I was at winter-jax 2018 in Munich last week. This was my first time I attended this big developer conference.
One major topic this week was the potential deal, IBM is planning to buy RedHat for 34 billion US dollars. This potential deal played a big part in Sebastian Meyen´s opening speech on the first day of the winter jax conference in Munich.
He highlighted the history and Red Hat´s contribution to open source.
By the way, I like Russ Miles´s approach to “chaos engineering” .
My very high-level free interpretation of “chaos engineering” is:
- “Break the system, before it breaks your business!”
From my point of view “chaos engineering” is more or less comparable with testing. So, I defined more detailed, free interpretations:
- “Don’t be afraid and learn from testing/failure”
- “Bad news … yes, testers want to break your system, but the good news is: they will do it, before you run it in production 😉 “
Open source contribution
A very good match to the open source topic was the keynote from Christopher Ferris.
He asked the good question: Who pays for open source? You can watch his session on youtube here
Christopher Ferris reminded us in his speech that IBM is a major player and contributer in open source, with a high involvement in Apache , Eclipse and Linux during the creation and in development. These three projects are fundamental pillars for the open source business.
There are many other open source projects IBM contributes to, which you can find here on the IBM Developer site.
Christopher Ferris during his keynote.
Open Source in AI

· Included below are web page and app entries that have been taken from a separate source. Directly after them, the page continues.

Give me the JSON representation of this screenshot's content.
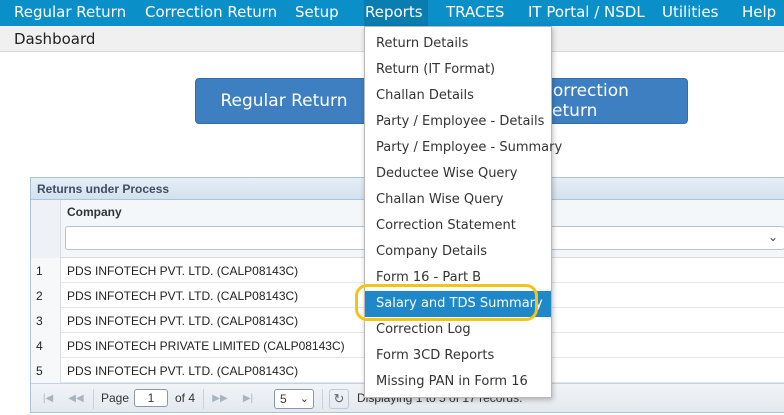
{
  "menubar": {
    "items": [
      "Regular Return",
      "Correction Return",
      "Setup",
      "Reports",
      "TRACES",
      "IT Portal / NSDL",
      "Utilities",
      "Help"
    ]
  },
  "breadcrumb": {
    "label": "Dashboard"
  },
  "buttons": {
    "regular_return": "Regular Return",
    "correction_return": "Correction Return"
  },
  "grid": {
    "title": "Returns under Process",
    "column_company": "Company",
    "rows": [
      {
        "num": "1",
        "company": "PDS INFOTECH PVT. LTD. (CALP08143C)"
      },
      {
        "num": "2",
        "company": "PDS INFOTECH PVT. LTD. (CALP08143C)"
      },
      {
        "num": "3",
        "company": "PDS INFOTECH PVT. LTD. (CALP08143C)"
      },
      {
        "num": "4",
        "company": "PDS INFOTECH PRIVATE LIMITED (CALP08143C)"
      },
      {
        "num": "5",
        "company": "PDS INFOTECH PVT. LTD. (CALP08143C)"
      }
    ],
    "pager": {
      "page_label": "Page",
      "page_value": "1",
      "of_label": "of 4",
      "page_size": "5",
      "status": "Displaying 1 to 5 of 17 records."
    }
  },
  "reports_menu": {
    "items": [
      "Return Details",
      "Return (IT Format)",
      "Challan Details",
      "Party / Employee - Details",
      "Party / Employee - Summary",
      "Deductee Wise Query",
      "Challan Wise Query",
      "Correction Statement",
      "Company Details",
      "Form 16 - Part B",
      "Salary and TDS Summary",
      "Correction Log",
      "Form 3CD Reports",
      "Missing PAN in Form 16"
    ],
    "highlighted_index": 10
  },
  "colors": {
    "menubar_bg": "#0b8fc9",
    "button_bg": "#3d7fc0",
    "highlight_item": "#1e88c8",
    "highlight_ring": "#f2c416"
  }
}
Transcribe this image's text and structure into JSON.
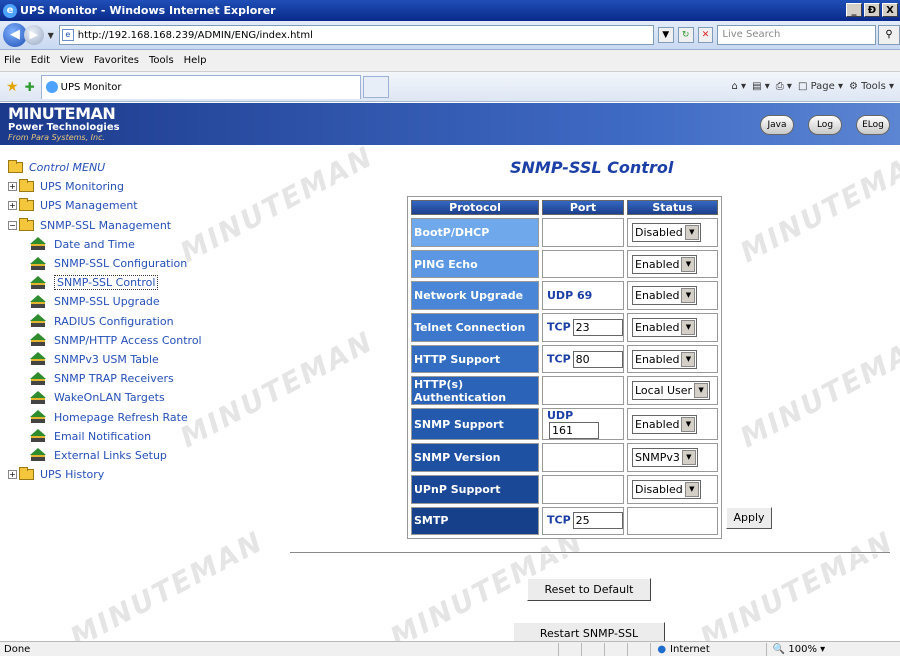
{
  "window": {
    "title": "UPS Monitor - Windows Internet Explorer",
    "buttons": [
      "_",
      "Ɖ",
      "X"
    ]
  },
  "address": {
    "url": "http://192.168.168.239/ADMIN/ENG/index.html",
    "search_placeholder": "Live Search"
  },
  "menubar": [
    "File",
    "Edit",
    "View",
    "Favorites",
    "Tools",
    "Help"
  ],
  "tab": {
    "title": "UPS Monitor"
  },
  "toolbar": {
    "page": "Page",
    "tools": "Tools"
  },
  "brand": {
    "line1": "MINUTEMAN",
    "line2": "Power Technologies",
    "line3": "From Para Systems, Inc."
  },
  "header_buttons": [
    "Java",
    "Log",
    "ELog"
  ],
  "menu": {
    "root": "Control MENU",
    "items": [
      {
        "label": "UPS Monitoring",
        "type": "folder"
      },
      {
        "label": "UPS Management",
        "type": "folder"
      },
      {
        "label": "SNMP-SSL Management",
        "type": "folder-open"
      },
      {
        "label": "Date and Time",
        "type": "leaf"
      },
      {
        "label": "SNMP-SSL Configuration",
        "type": "leaf"
      },
      {
        "label": "SNMP-SSL Control",
        "type": "leaf",
        "selected": true
      },
      {
        "label": "SNMP-SSL Upgrade",
        "type": "leaf"
      },
      {
        "label": "RADIUS Configuration",
        "type": "leaf"
      },
      {
        "label": "SNMP/HTTP Access Control",
        "type": "leaf"
      },
      {
        "label": "SNMPv3 USM Table",
        "type": "leaf"
      },
      {
        "label": "SNMP TRAP Receivers",
        "type": "leaf"
      },
      {
        "label": "WakeOnLAN Targets",
        "type": "leaf"
      },
      {
        "label": "Homepage Refresh Rate",
        "type": "leaf"
      },
      {
        "label": "Email Notification",
        "type": "leaf"
      },
      {
        "label": "External Links Setup",
        "type": "leaf"
      },
      {
        "label": "UPS History",
        "type": "folder"
      }
    ]
  },
  "content": {
    "title": "SNMP-SSL Control",
    "headers": [
      "Protocol",
      "Port",
      "Status"
    ],
    "rows": [
      {
        "protocol": "BootP/DHCP",
        "port_prefix": "",
        "port_value": "",
        "status": "Disabled",
        "color": "#6fa9ec"
      },
      {
        "protocol": "PING Echo",
        "port_prefix": "",
        "port_value": "",
        "status": "Enabled",
        "color": "#5c97e3"
      },
      {
        "protocol": "Network Upgrade",
        "port_prefix": "UDP 69",
        "port_value": "",
        "status": "Enabled",
        "color": "#4a86d8"
      },
      {
        "protocol": "Telnet Connection",
        "port_prefix": "TCP",
        "port_value": "23",
        "status": "Enabled",
        "color": "#3d78cd"
      },
      {
        "protocol": "HTTP Support",
        "port_prefix": "TCP",
        "port_value": "80",
        "status": "Enabled",
        "color": "#336dc2"
      },
      {
        "protocol": "HTTP(s) Authentication",
        "port_prefix": "",
        "port_value": "",
        "status": "Local User",
        "color": "#2a63b8"
      },
      {
        "protocol": "SNMP Support",
        "port_prefix": "UDP",
        "port_value": "161",
        "status": "Enabled",
        "color": "#245aad"
      },
      {
        "protocol": "SNMP Version",
        "port_prefix": "",
        "port_value": "",
        "status": "SNMPv3",
        "color": "#1f51a2"
      },
      {
        "protocol": "UPnP Support",
        "port_prefix": "",
        "port_value": "",
        "status": "Disabled",
        "color": "#1b4896"
      },
      {
        "protocol": "SMTP",
        "port_prefix": "TCP",
        "port_value": "25",
        "status": "",
        "color": "#17408a"
      }
    ],
    "apply_label": "Apply",
    "reset_label": "Reset to Default",
    "restart_label": "Restart SNMP-SSL"
  },
  "status": {
    "left": "Done",
    "zone": "Internet",
    "zoom": "100%"
  }
}
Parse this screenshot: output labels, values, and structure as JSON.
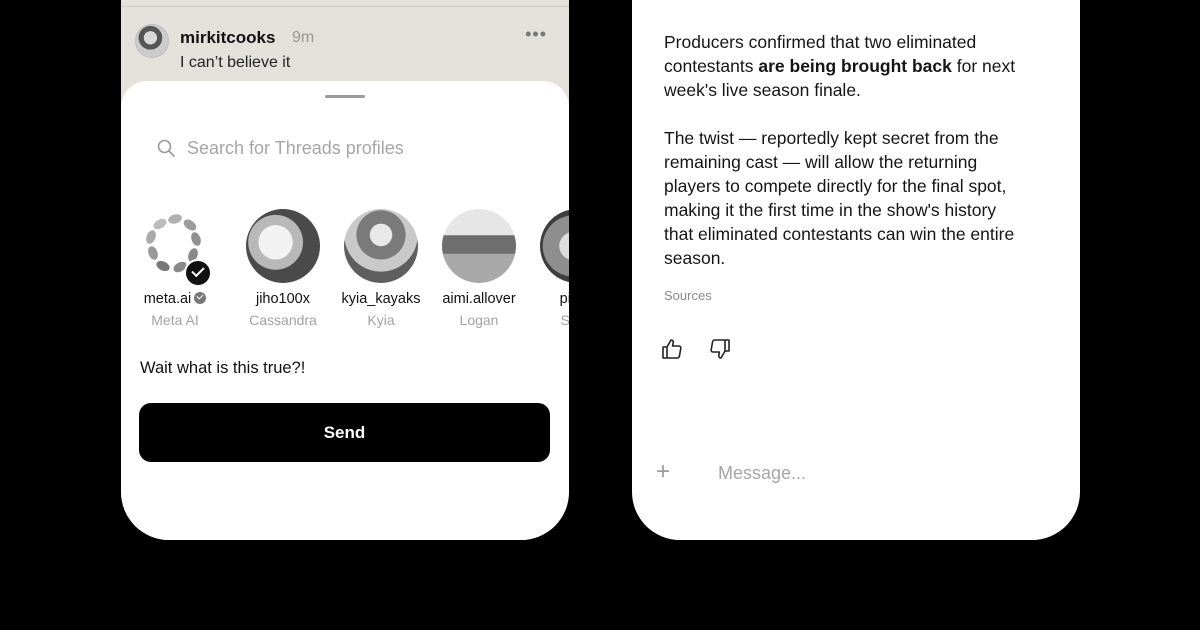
{
  "left_phone": {
    "post": {
      "username": "mirkitcooks",
      "time": "9m",
      "more": "•••",
      "text": "I can’t believe it"
    },
    "share_sheet": {
      "search": {
        "placeholder": "Search for Threads profiles",
        "icon": "search-icon"
      },
      "profiles": [
        {
          "username": "meta.ai",
          "display_name": "Meta AI",
          "verified": true
        },
        {
          "username": "jiho100x",
          "display_name": "Cassandra"
        },
        {
          "username": "kyia_kayaks",
          "display_name": "Kyia"
        },
        {
          "username": "aimi.allover",
          "display_name": "Logan"
        },
        {
          "username": "pia.in",
          "display_name": "Sooa"
        }
      ],
      "message": "Wait what is this true?!",
      "send_label": "Send"
    }
  },
  "right_phone": {
    "paragraphs": [
      {
        "before": "Producers confirmed that two eliminated contestants ",
        "bold": "are being brought back",
        "after": " for next week's live season finale."
      },
      {
        "before": "The twist — reportedly kept secret from the remaining cast — will allow the returning players to compete directly for the final spot, making it the first time in the show's history that eliminated contestants can win the entire season.",
        "bold": "",
        "after": ""
      }
    ],
    "sources_label": "Sources",
    "reactions": [
      "thumbs-up-icon",
      "thumbs-down-icon"
    ],
    "composer": {
      "plus": "+",
      "placeholder": "Message..."
    }
  }
}
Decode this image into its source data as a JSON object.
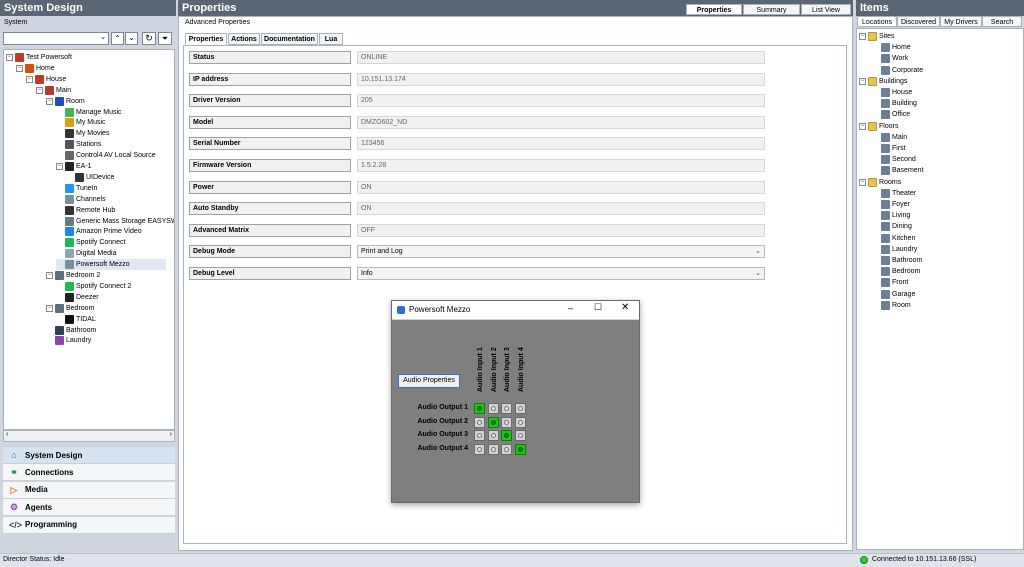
{
  "left": {
    "title": "System Design",
    "subtitle": "System",
    "tree": [
      {
        "label": "Test Powersoft",
        "indent": 0,
        "icon": "project-icon",
        "color": "#c0392b",
        "exp": "-"
      },
      {
        "label": "Home",
        "indent": 1,
        "icon": "home-site-icon",
        "color": "#d35400",
        "exp": "-"
      },
      {
        "label": "House",
        "indent": 2,
        "icon": "house-icon",
        "color": "#c0392b",
        "exp": "-"
      },
      {
        "label": "Main",
        "indent": 3,
        "icon": "floor-icon",
        "color": "#b03a2e",
        "exp": "-"
      },
      {
        "label": "Room",
        "indent": 4,
        "icon": "room-icon",
        "color": "#1f4fb0",
        "exp": "-"
      },
      {
        "label": "Manage Music",
        "indent": 5,
        "icon": "music-icon",
        "color": "#4caf50",
        "exp": ""
      },
      {
        "label": "My Music",
        "indent": 5,
        "icon": "my-music-icon",
        "color": "#d4a017",
        "exp": ""
      },
      {
        "label": "My Movies",
        "indent": 5,
        "icon": "movies-icon",
        "color": "#333333",
        "exp": ""
      },
      {
        "label": "Stations",
        "indent": 5,
        "icon": "stations-icon",
        "color": "#555555",
        "exp": ""
      },
      {
        "label": "Control4 AV Local Source",
        "indent": 5,
        "icon": "av-source-icon",
        "color": "#666666",
        "exp": ""
      },
      {
        "label": "EA-1",
        "indent": 5,
        "icon": "controller-icon",
        "color": "#222222",
        "exp": "-"
      },
      {
        "label": "UIDevice",
        "indent": 6,
        "icon": "uidevice-icon",
        "color": "#333333",
        "exp": ""
      },
      {
        "label": "TuneIn",
        "indent": 5,
        "icon": "tunein-icon",
        "color": "#2196f3",
        "exp": ""
      },
      {
        "label": "Channels",
        "indent": 5,
        "icon": "channels-icon",
        "color": "#78909c",
        "exp": ""
      },
      {
        "label": "Remote Hub",
        "indent": 5,
        "icon": "remote-hub-icon",
        "color": "#333333",
        "exp": ""
      },
      {
        "label": "Generic Mass Storage EASYSW",
        "indent": 5,
        "icon": "storage-icon",
        "color": "#607d8b",
        "exp": ""
      },
      {
        "label": "Amazon Prime Video",
        "indent": 5,
        "icon": "prime-video-icon",
        "color": "#1e88e5",
        "exp": ""
      },
      {
        "label": "Spotify Connect",
        "indent": 5,
        "icon": "spotify-icon",
        "color": "#1db954",
        "exp": ""
      },
      {
        "label": "Digital Media",
        "indent": 5,
        "icon": "digital-media-icon",
        "color": "#90a4ae",
        "exp": ""
      },
      {
        "label": "Powersoft Mezzo",
        "indent": 5,
        "icon": "amplifier-icon",
        "color": "#78909c",
        "exp": "",
        "selected": true
      },
      {
        "label": "Bedroom 2",
        "indent": 4,
        "icon": "bedroom-icon",
        "color": "#5d6d7e",
        "exp": "-"
      },
      {
        "label": "Spotify Connect 2",
        "indent": 5,
        "icon": "spotify-icon",
        "color": "#1db954",
        "exp": ""
      },
      {
        "label": "Deezer",
        "indent": 5,
        "icon": "deezer-icon",
        "color": "#222222",
        "exp": ""
      },
      {
        "label": "Bedroom",
        "indent": 4,
        "icon": "bedroom-icon",
        "color": "#5d6d7e",
        "exp": "-"
      },
      {
        "label": "TIDAL",
        "indent": 5,
        "icon": "tidal-icon",
        "color": "#111111",
        "exp": ""
      },
      {
        "label": "Bathroom",
        "indent": 4,
        "icon": "bathroom-icon",
        "color": "#2e4053",
        "exp": ""
      },
      {
        "label": "Laundry",
        "indent": 4,
        "icon": "laundry-icon",
        "color": "#8e44ad",
        "exp": ""
      }
    ],
    "nav": [
      {
        "label": "System Design",
        "icon": "home-outline-icon",
        "glyph": "⌂",
        "color": "#1f6fb5",
        "selected": true
      },
      {
        "label": "Connections",
        "icon": "connections-icon",
        "glyph": "⚭",
        "color": "#2e8b57"
      },
      {
        "label": "Media",
        "icon": "media-play-icon",
        "glyph": "▷",
        "color": "#e67e22"
      },
      {
        "label": "Agents",
        "icon": "agents-icon",
        "glyph": "⚙",
        "color": "#8e44ad"
      },
      {
        "label": "Programming",
        "icon": "code-icon",
        "glyph": "</>",
        "color": "#444444"
      }
    ]
  },
  "center": {
    "title": "Properties",
    "view_tabs": [
      "Properties",
      "Summary",
      "List View"
    ],
    "breadcrumb": "Advanced Properties",
    "sub_tabs": [
      "Properties",
      "Actions",
      "Documentation",
      "Lua"
    ],
    "props": [
      {
        "label": "Status",
        "value": "ONLINE",
        "dropdown": false
      },
      {
        "label": "IP address",
        "value": "10.151.13.174",
        "dropdown": false
      },
      {
        "label": "Driver Version",
        "value": "205",
        "dropdown": false
      },
      {
        "label": "Model",
        "value": "DMZO602_ND",
        "dropdown": false
      },
      {
        "label": "Serial Number",
        "value": "123456",
        "dropdown": false
      },
      {
        "label": "Firmware Version",
        "value": "1.5.2.28",
        "dropdown": false
      },
      {
        "label": "Power",
        "value": "ON",
        "dropdown": false
      },
      {
        "label": "Auto Standby",
        "value": "ON",
        "dropdown": false
      },
      {
        "label": "Advanced Matrix",
        "value": "OFF",
        "dropdown": false
      },
      {
        "label": "Debug Mode",
        "value": "Print and Log",
        "dropdown": true
      },
      {
        "label": "Debug Level",
        "value": "Info",
        "dropdown": true
      }
    ]
  },
  "dialog": {
    "title": "Powersoft Mezzo",
    "button": "Audio Properties",
    "inputs": [
      "Audio Input 1",
      "Audio Input 2",
      "Audio Input 3",
      "Audio Input 4"
    ],
    "outputs": [
      "Audio Output 1",
      "Audio Output 2",
      "Audio Output 3",
      "Audio Output 4"
    ],
    "matrix": [
      [
        1,
        0,
        0,
        0
      ],
      [
        0,
        1,
        0,
        0
      ],
      [
        0,
        0,
        1,
        0
      ],
      [
        0,
        0,
        0,
        1
      ]
    ],
    "active_color": "#1fc21a"
  },
  "right": {
    "title": "Items",
    "tabs": [
      "Locations",
      "Discovered",
      "My Drivers",
      "Search"
    ],
    "groups": [
      {
        "label": "Sites",
        "items": [
          {
            "label": "Home",
            "icon": "site-home-icon"
          },
          {
            "label": "Work",
            "icon": "site-work-icon"
          },
          {
            "label": "Corporate",
            "icon": "site-corporate-icon"
          }
        ]
      },
      {
        "label": "Buildings",
        "items": [
          {
            "label": "House",
            "icon": "house-icon"
          },
          {
            "label": "Building",
            "icon": "building-icon"
          },
          {
            "label": "Office",
            "icon": "office-icon"
          }
        ]
      },
      {
        "label": "Floors",
        "items": [
          {
            "label": "Main",
            "icon": "floor-main-icon"
          },
          {
            "label": "First",
            "icon": "floor-first-icon"
          },
          {
            "label": "Second",
            "icon": "floor-second-icon"
          },
          {
            "label": "Basement",
            "icon": "floor-basement-icon"
          }
        ]
      },
      {
        "label": "Rooms",
        "items": [
          {
            "label": "Theater",
            "icon": "theater-icon"
          },
          {
            "label": "Foyer",
            "icon": "foyer-icon"
          },
          {
            "label": "Living",
            "icon": "living-icon"
          },
          {
            "label": "Dining",
            "icon": "dining-icon"
          },
          {
            "label": "Kitchen",
            "icon": "kitchen-icon"
          },
          {
            "label": "Laundry",
            "icon": "laundry-icon"
          },
          {
            "label": "Bathroom",
            "icon": "bathroom-icon"
          },
          {
            "label": "Bedroom",
            "icon": "bedroom-icon"
          },
          {
            "label": "Front",
            "icon": "front-icon"
          },
          {
            "label": "Garage",
            "icon": "garage-icon"
          },
          {
            "label": "Room",
            "icon": "room-icon"
          }
        ]
      }
    ]
  },
  "status": {
    "left": "Director Status: Idle",
    "right": "Connected to 10.151.13.66 (SSL)",
    "indicator_color": "#2ecc40"
  }
}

Also, Niklas Heidloff gave a session “Development of AI Applications without Machine Learning Skills”. In this session, Niklas also highlighted the topic open source with the Model Asset eXchange . The Model Asset eXchange contains free, deployable, and trainable code.
It is also very important to understand that these models on Model Asset eXchange are reusable for production, because they have licenses developers can verify.
Image of the session from Niklas Heidloff. Here you can see some impressions from Niklas.
Open Source in Java
Steve Poole highlighted in his session “What’s new for Java in clouds?” that IBM open sourced OpenJ9 (Low memory footprint). Steve also reminded us in his session, that the Java community should be more active and should define the needs for cloud, machine learning and upcoming technologies like Quantum.
Let’s see what’s next?
PS: By the way, you can use the IBM Cloud for free, if you simply create an IBM Lite account. Here you only need an e-mail address.